◆ Exercise requirements ◆
An exact copy of every record is needed.
** Records supplied follows **
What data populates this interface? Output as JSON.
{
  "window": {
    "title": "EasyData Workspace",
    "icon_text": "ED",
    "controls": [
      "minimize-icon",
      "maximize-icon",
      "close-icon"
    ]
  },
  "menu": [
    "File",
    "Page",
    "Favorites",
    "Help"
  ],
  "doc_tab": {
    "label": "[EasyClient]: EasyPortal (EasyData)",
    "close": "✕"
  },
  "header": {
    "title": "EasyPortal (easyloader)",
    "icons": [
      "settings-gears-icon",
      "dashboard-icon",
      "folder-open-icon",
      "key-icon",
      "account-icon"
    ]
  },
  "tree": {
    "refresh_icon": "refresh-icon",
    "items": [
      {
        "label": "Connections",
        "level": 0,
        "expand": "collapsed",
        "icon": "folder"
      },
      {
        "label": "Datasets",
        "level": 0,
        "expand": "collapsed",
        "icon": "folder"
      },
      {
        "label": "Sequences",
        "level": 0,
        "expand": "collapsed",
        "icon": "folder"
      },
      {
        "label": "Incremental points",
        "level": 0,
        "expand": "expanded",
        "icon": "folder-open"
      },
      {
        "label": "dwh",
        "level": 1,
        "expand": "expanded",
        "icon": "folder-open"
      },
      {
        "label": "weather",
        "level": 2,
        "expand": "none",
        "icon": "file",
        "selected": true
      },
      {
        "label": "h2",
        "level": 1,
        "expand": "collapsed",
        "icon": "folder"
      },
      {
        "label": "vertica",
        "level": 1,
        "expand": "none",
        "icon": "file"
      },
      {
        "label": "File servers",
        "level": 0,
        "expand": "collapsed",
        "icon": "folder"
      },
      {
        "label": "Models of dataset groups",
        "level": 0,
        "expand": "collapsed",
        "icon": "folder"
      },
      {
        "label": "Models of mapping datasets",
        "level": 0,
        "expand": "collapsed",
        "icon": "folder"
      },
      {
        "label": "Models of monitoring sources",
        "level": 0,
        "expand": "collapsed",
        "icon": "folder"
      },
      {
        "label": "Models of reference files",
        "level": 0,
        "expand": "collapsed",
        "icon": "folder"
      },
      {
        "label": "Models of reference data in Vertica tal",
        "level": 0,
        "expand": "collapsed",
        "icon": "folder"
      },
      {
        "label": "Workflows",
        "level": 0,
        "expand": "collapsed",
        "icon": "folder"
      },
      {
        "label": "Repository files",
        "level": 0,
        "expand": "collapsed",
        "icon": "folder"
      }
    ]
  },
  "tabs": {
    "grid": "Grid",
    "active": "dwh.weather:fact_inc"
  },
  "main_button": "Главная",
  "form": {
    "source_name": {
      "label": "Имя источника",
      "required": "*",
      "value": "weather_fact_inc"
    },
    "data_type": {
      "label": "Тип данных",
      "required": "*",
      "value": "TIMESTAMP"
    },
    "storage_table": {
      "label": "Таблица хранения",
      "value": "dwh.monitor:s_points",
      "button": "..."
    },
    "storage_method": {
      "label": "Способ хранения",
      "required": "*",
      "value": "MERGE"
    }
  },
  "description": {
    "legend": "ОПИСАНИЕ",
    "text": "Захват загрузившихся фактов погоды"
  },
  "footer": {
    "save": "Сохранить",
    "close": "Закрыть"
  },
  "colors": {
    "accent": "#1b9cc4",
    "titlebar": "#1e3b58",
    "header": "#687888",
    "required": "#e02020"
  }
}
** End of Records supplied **
◆ Solution to the problem ◆
What data populates this interface? Output as JSON.
{
  "window": {
    "title": "EasyData Workspace",
    "icon_text": "ED",
    "controls": [
      "minimize-icon",
      "maximize-icon",
      "close-icon"
    ]
  },
  "menu": [
    "File",
    "Page",
    "Favorites",
    "Help"
  ],
  "doc_tab": {
    "label": "[EasyClient]: EasyPortal (EasyData)",
    "close": "✕"
  },
  "header": {
    "title": "EasyPortal (easyloader)",
    "icons": [
      "settings-gears-icon",
      "dashboard-icon",
      "folder-open-icon",
      "key-icon",
      "account-icon"
    ]
  },
  "tree": {
    "refresh_icon": "refresh-icon",
    "items": [
      {
        "label": "Connections",
        "level": 0,
        "expand": "collapsed",
        "icon": "folder"
      },
      {
        "label": "Datasets",
        "level": 0,
        "expand": "collapsed",
        "icon": "folder"
      },
      {
        "label": "Sequences",
        "level": 0,
        "expand": "collapsed",
        "icon": "folder"
      },
      {
        "label": "Incremental points",
        "level": 0,
        "expand": "expanded",
        "icon": "folder-open"
      },
      {
        "label": "dwh",
        "level": 1,
        "expand": "expanded",
        "icon": "folder-open"
      },
      {
        "label": "weather",
        "level": 2,
        "expand": "none",
        "icon": "file",
        "selected": true
      },
      {
        "label": "h2",
        "level": 1,
        "expand": "collapsed",
        "icon": "folder"
      },
      {
        "label": "vertica",
        "level": 1,
        "expand": "none",
        "icon": "file"
      },
      {
        "label": "File servers",
        "level": 0,
        "expand": "collapsed",
        "icon": "folder"
      },
      {
        "label": "Models of dataset groups",
        "level": 0,
        "expand": "collapsed",
        "icon": "folder"
      },
      {
        "label": "Models of mapping datasets",
        "level": 0,
        "expand": "collapsed",
        "icon": "folder"
      },
      {
        "label": "Models of monitoring sources",
        "level": 0,
        "expand": "collapsed",
        "icon": "folder"
      },
      {
        "label": "Models of reference files",
        "level": 0,
        "expand": "collapsed",
        "icon": "folder"
      },
      {
        "label": "Models of reference data in Vertica tal",
        "level": 0,
        "expand": "collapsed",
        "icon": "folder"
      },
      {
        "label": "Workflows",
        "level": 0,
        "expand": "collapsed",
        "icon": "folder"
      },
      {
        "label": "Repository files",
        "level": 0,
        "expand": "collapsed",
        "icon": "folder"
      }
    ]
  },
  "tabs": {
    "grid": "Grid",
    "active": "dwh.weather:fact_inc"
  },
  "main_button": "Главная",
  "form": {
    "source_name": {
      "label": "Имя источника",
      "required": "*",
      "value": "weather_fact_inc"
    },
    "data_type": {
      "label": "Тип данных",
      "required": "*",
      "value": "TIMESTAMP"
    },
    "storage_table": {
      "label": "Таблица хранения",
      "value": "dwh.monitor:s_points",
      "button": "..."
    },
    "storage_method": {
      "label": "Способ хранения",
      "required": "*",
      "value": "MERGE"
    }
  },
  "description": {
    "legend": "ОПИСАНИЕ",
    "text": "Захват загрузившихся фактов погоды"
  },
  "footer": {
    "save": "Сохранить",
    "close": "Закрыть"
  },
  "colors": {
    "accent": "#1b9cc4",
    "titlebar": "#1e3b58",
    "header": "#687888",
    "required": "#e02020"
  }
}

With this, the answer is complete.